- [TASK TO CARRY OUT] Each line of the data that mentions the string "Prices" needs to be identified and copied.

(Website and app data records)
- Opening Delimiter -
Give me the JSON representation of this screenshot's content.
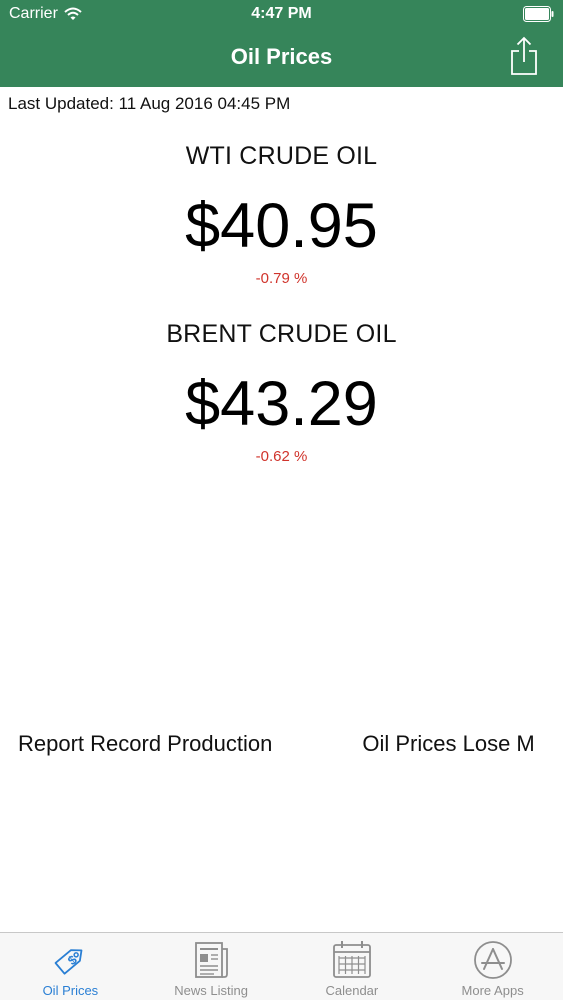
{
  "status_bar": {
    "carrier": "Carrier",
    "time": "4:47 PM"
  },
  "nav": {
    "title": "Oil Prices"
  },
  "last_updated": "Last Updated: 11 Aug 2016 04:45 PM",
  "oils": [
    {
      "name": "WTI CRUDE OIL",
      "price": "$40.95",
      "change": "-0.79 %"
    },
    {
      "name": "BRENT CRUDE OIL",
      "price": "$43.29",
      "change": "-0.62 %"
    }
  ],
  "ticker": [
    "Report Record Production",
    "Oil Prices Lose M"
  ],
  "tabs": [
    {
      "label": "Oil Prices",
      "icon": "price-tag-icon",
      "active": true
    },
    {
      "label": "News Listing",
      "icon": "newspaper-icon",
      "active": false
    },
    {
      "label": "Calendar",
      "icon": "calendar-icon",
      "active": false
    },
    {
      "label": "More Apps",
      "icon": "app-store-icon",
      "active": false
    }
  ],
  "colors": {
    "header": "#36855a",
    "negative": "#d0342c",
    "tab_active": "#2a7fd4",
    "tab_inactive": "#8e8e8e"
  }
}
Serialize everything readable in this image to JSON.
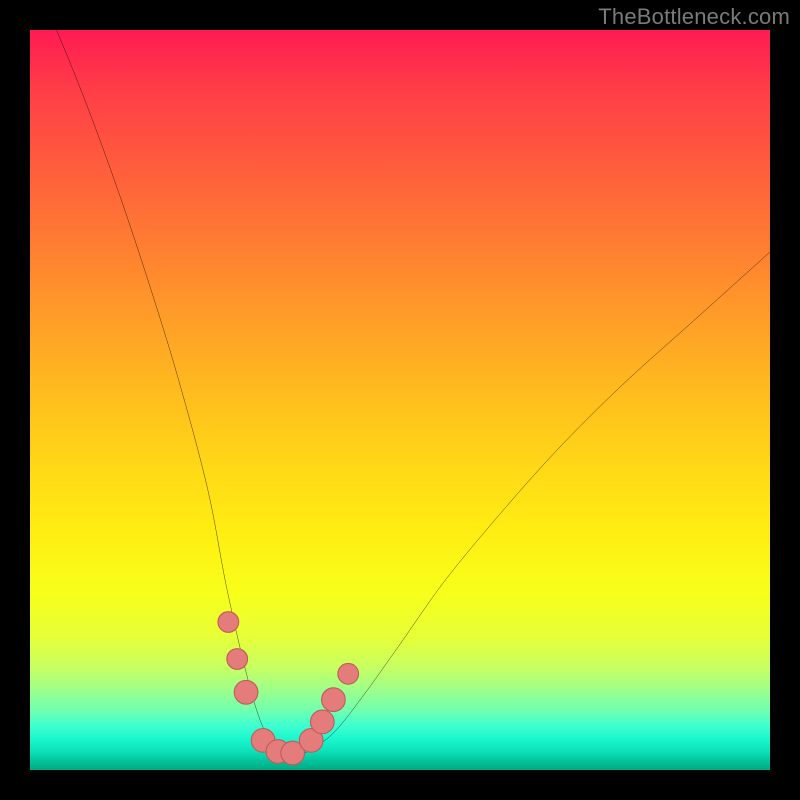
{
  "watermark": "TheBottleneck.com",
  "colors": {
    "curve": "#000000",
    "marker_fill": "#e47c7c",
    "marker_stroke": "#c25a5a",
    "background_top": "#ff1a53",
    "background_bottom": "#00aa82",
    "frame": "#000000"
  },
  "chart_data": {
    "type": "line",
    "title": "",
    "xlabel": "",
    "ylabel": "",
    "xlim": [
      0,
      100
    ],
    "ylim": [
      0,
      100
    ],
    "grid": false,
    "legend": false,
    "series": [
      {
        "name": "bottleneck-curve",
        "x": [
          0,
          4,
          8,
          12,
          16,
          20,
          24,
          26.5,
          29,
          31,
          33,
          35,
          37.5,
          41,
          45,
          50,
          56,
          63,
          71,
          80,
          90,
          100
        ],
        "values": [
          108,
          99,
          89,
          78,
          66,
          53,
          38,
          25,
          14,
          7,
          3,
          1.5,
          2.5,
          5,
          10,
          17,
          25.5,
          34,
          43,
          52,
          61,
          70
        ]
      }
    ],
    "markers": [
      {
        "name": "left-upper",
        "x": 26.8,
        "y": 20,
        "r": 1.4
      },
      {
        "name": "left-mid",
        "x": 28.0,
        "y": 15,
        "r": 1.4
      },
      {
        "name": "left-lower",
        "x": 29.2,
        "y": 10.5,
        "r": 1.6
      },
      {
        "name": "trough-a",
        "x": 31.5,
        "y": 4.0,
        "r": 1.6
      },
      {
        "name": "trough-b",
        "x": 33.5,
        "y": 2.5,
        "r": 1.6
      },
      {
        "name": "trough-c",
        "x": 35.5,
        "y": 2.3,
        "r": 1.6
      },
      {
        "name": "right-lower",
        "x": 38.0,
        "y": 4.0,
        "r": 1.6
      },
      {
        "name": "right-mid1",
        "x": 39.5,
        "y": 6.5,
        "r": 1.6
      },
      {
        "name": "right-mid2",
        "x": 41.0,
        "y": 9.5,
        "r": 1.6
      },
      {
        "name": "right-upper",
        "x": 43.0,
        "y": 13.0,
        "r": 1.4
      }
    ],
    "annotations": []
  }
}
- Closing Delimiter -
- [TASK SOLUTION]
    "title": "Oil Prices"
    "Oil Prices Lose M"
      "label": "Oil Prices",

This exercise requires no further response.